=== Begin Enclosure ===

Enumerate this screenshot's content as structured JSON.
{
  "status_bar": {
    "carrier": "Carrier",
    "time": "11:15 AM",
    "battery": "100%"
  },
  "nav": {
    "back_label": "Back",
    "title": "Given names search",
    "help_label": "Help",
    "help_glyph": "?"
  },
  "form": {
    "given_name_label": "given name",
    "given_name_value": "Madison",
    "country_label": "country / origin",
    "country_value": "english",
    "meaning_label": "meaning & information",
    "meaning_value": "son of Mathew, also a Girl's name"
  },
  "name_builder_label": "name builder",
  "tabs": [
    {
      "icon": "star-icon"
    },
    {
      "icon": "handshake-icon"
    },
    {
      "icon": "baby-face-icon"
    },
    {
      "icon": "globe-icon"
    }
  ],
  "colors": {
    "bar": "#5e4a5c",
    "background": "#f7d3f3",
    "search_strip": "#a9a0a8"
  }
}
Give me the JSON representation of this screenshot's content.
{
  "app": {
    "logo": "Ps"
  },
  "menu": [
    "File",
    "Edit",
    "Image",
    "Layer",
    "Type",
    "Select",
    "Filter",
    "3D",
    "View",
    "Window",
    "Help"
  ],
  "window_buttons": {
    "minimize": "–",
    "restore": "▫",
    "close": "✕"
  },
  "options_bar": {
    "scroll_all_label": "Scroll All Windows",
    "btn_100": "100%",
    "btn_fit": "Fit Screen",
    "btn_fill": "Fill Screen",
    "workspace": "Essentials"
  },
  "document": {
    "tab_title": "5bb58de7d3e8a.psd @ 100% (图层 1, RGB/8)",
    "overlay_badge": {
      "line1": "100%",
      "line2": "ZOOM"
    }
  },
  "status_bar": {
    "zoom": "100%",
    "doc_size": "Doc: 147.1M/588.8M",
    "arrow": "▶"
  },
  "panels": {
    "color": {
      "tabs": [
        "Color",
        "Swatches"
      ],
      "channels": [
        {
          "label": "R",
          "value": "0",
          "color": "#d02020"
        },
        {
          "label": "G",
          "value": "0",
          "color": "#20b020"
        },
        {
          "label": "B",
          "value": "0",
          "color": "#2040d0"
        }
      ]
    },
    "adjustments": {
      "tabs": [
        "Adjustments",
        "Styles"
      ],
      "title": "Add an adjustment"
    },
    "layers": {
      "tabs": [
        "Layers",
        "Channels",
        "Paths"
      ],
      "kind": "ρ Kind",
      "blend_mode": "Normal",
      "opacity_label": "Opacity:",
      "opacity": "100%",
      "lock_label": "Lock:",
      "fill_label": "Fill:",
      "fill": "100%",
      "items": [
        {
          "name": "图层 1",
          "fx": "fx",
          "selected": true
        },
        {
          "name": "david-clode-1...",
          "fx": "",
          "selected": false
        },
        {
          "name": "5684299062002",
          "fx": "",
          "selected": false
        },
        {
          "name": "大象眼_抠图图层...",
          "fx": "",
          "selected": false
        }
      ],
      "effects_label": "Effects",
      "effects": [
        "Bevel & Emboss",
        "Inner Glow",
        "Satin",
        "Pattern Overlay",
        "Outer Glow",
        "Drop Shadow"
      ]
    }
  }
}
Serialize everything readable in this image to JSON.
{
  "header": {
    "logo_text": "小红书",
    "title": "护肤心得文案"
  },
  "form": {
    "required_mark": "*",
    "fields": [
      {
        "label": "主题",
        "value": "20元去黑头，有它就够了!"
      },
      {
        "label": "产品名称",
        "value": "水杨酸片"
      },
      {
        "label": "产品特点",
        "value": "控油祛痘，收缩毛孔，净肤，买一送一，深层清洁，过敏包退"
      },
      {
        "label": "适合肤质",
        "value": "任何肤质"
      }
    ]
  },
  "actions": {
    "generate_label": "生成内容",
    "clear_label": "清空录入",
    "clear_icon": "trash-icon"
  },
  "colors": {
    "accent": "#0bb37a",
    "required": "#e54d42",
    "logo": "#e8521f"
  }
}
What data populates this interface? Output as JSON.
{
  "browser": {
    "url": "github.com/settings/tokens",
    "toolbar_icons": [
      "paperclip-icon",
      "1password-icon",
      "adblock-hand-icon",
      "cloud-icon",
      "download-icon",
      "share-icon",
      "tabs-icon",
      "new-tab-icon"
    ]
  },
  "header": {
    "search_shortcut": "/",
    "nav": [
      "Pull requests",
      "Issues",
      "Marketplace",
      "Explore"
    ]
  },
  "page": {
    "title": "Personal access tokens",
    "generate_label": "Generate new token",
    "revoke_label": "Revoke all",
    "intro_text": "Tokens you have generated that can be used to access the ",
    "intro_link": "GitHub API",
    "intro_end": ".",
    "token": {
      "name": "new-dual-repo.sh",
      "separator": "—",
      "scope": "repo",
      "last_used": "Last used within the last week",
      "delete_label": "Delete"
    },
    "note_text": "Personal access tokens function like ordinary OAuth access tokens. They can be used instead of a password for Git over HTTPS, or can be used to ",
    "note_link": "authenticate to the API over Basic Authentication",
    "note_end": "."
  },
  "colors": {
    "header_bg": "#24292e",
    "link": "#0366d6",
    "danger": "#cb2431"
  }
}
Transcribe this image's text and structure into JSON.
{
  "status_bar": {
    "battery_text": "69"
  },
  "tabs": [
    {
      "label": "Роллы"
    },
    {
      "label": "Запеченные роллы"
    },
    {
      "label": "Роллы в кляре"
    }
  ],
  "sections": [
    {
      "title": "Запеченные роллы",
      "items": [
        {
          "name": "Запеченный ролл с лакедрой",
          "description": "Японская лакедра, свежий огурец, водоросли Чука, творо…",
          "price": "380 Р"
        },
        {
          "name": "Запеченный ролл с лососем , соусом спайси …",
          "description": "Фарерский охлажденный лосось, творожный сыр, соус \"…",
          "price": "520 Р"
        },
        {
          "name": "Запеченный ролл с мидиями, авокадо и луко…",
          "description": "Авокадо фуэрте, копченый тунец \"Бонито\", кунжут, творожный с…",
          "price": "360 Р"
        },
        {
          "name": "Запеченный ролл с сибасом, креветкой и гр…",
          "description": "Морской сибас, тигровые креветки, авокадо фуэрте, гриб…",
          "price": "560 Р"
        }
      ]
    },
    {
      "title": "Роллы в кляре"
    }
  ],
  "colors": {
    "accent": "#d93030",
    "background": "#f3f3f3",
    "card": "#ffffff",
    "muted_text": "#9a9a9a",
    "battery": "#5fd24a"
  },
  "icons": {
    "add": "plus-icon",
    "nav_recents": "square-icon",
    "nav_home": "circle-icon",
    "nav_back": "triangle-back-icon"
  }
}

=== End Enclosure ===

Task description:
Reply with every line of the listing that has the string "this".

The answer:
Enumerate this screenshot's content as structured JSON.
Give me the JSON representation of this screenshot's content.
Serialize everything readable in this image to JSON.
What data populates this interface? Output as JSON.
Transcribe this image's text and structure into JSON.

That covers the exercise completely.